LD: Does each of you have an extra-curricular or public interest activity that you want to talk about?

WTR:  My kids are in an International Baccalaureate school where they are taught in three languages and I serve on the school board.  I am proud of the fact that our family travels abroad every summer for extended periods of time where we all practice our Spanish and learn about other cultures.

LT: I grew up in a family that was very active in community service, and I have followed in those footsteps my entire life.  I sometimes joke that I have been president of every organization I have ever joined, although I think that may actually be true.

As a lawyer in particular, I have served for many years on the board of the Texas Fair Defense Project, which stands up for the constitutional rights of indigent criminal defendants.  I think how we treat poor people accused of crimes is a direct reflection of the fairness of our entire criminal justice system.  For those who are well off, we sometimes take our liberties and freedoms for granted, but I can tell you from experience that we have a lot of work to do to make sure our criminal justice system is fair for every one of us, rich or poor.

LD: If you had to do it all over again, would you still be a lawyer?
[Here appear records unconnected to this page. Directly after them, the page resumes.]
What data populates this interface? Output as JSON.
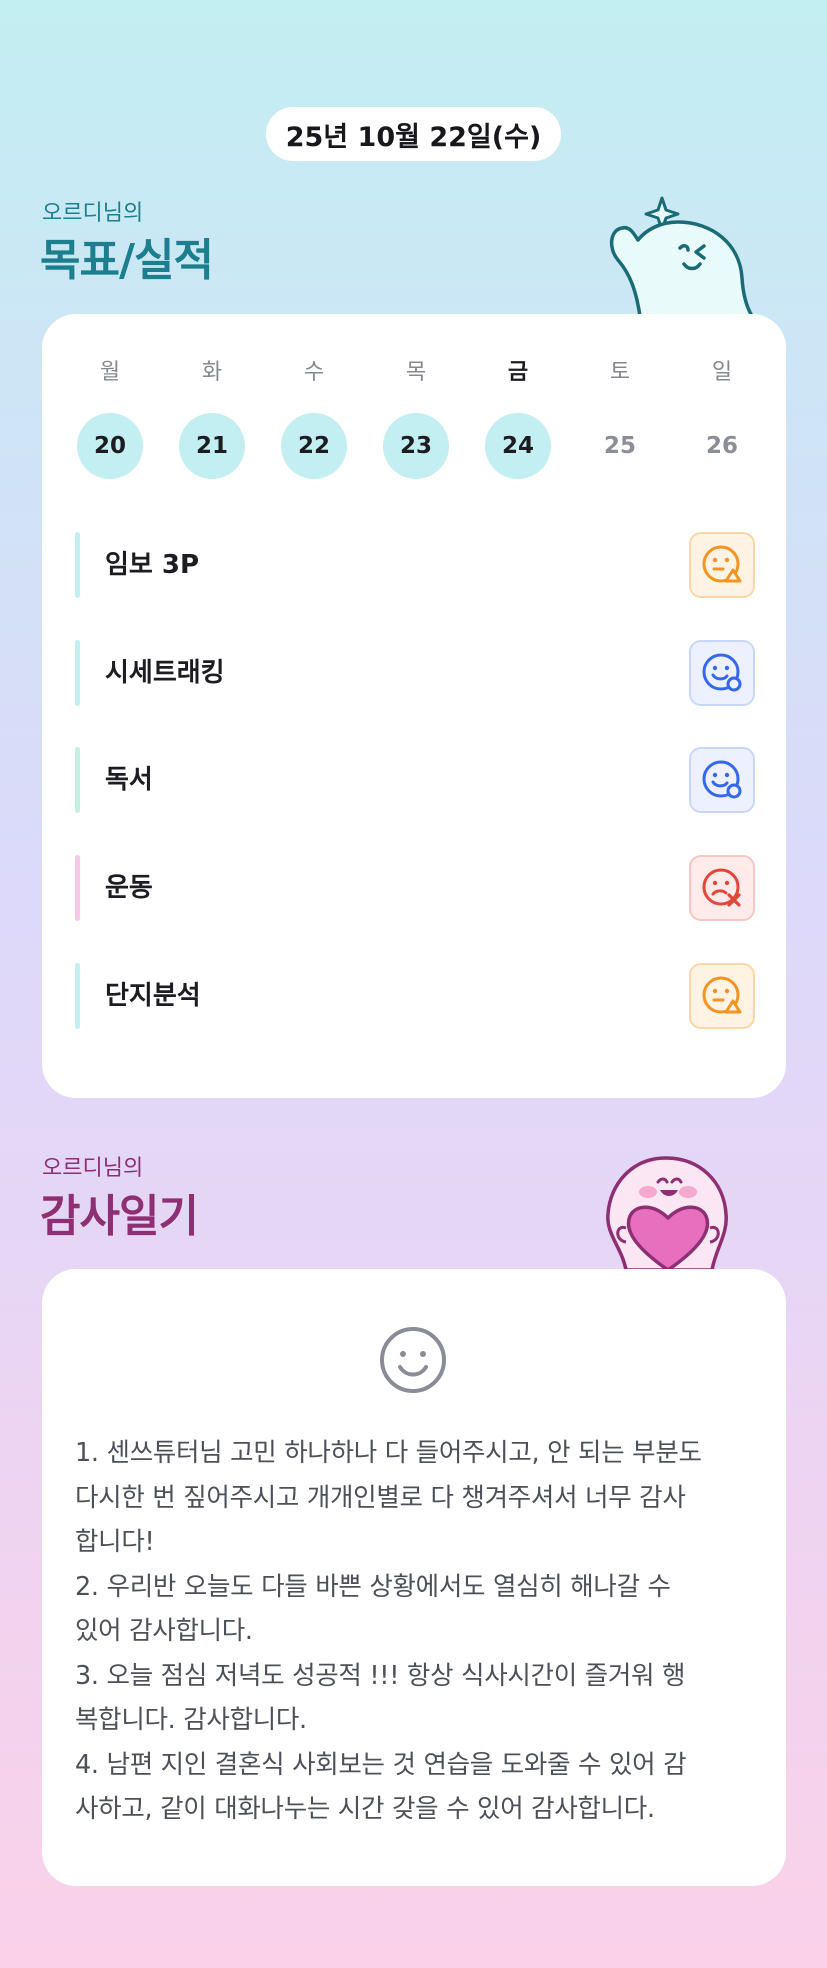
{
  "header": {
    "date": "25년 10월 22일(수)"
  },
  "goals_section": {
    "subtitle": "오르디님의",
    "title": "목표/실적"
  },
  "week": {
    "days": [
      {
        "name": "월",
        "num": "20",
        "marked": true,
        "today": false
      },
      {
        "name": "화",
        "num": "21",
        "marked": true,
        "today": false
      },
      {
        "name": "수",
        "num": "22",
        "marked": true,
        "today": false
      },
      {
        "name": "목",
        "num": "23",
        "marked": true,
        "today": false
      },
      {
        "name": "금",
        "num": "24",
        "marked": true,
        "today": true
      },
      {
        "name": "토",
        "num": "25",
        "marked": false,
        "today": false
      },
      {
        "name": "일",
        "num": "26",
        "marked": false,
        "today": false
      }
    ]
  },
  "goals": [
    {
      "label": "임보 3P",
      "bar_color": "#c3eef2",
      "status": "partial",
      "icon": "face-triangle-icon",
      "color": "#f29422"
    },
    {
      "label": "시세트래킹",
      "bar_color": "#c3eef2",
      "status": "done",
      "icon": "face-circle-icon",
      "color": "#3568e8"
    },
    {
      "label": "독서",
      "bar_color": "#c6efe3",
      "status": "done",
      "icon": "face-circle-icon",
      "color": "#3568e8"
    },
    {
      "label": "운동",
      "bar_color": "#f8c9e3",
      "status": "fail",
      "icon": "face-x-icon",
      "color": "#e2463b"
    },
    {
      "label": "단지분석",
      "bar_color": "#c3eef2",
      "status": "partial",
      "icon": "face-triangle-icon",
      "color": "#f29422"
    }
  ],
  "thanks_section": {
    "subtitle": "오르디님의",
    "title": "감사일기",
    "mood_icon": "smile-face-icon",
    "text": "1. 센쓰튜터님 고민 하나하나 다 들어주시고, 안 되는 부분도\n다시한 번 짚어주시고 개개인별로 다 챙겨주셔서 너무 감사\n합니다!\n2. 우리반 오늘도 다들 바쁜 상황에서도 열심히 해나갈 수\n있어 감사합니다.\n3. 오늘 점심 저녁도 성공적 !!! 항상 식사시간이 즐거워 행\n복합니다. 감사합니다.\n4. 남편 지인 결혼식 사회보는 것 연습을 도와줄 수 있어 감\n사하고, 같이 대화나누는 시간 갖을 수 있어 감사합니다."
  },
  "colors": {
    "accent_teal": "#1d7f8e",
    "accent_magenta": "#8d2f72",
    "day_marked": "#c3eef2"
  }
}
And why?

WTR:  No question.  This is what I was meant to do.  I love the mental chess game of the practice, but more importantly I like taking on large institutions and holding them accountable.  The Credit Suisse case was very rewarding in that respect.

LT: I love what I do.  I find it very motivating and rewarding to take on big business and expose financial fraud and wrongdoing.  But I have to admit my original love was journalism, and I am sure I would be reporting on the nightly news in a parallel life.  That said, I think it is no coincidence that my two professional passions are trial work and journalism because they really are about the same thing:  finding out the truth and telling people about it.

LD: What do you hope we write about the firm in 10 years?

WTR:  I hope you are writing about our next generation of amazing lawyers.

LT:  I could not say it any better.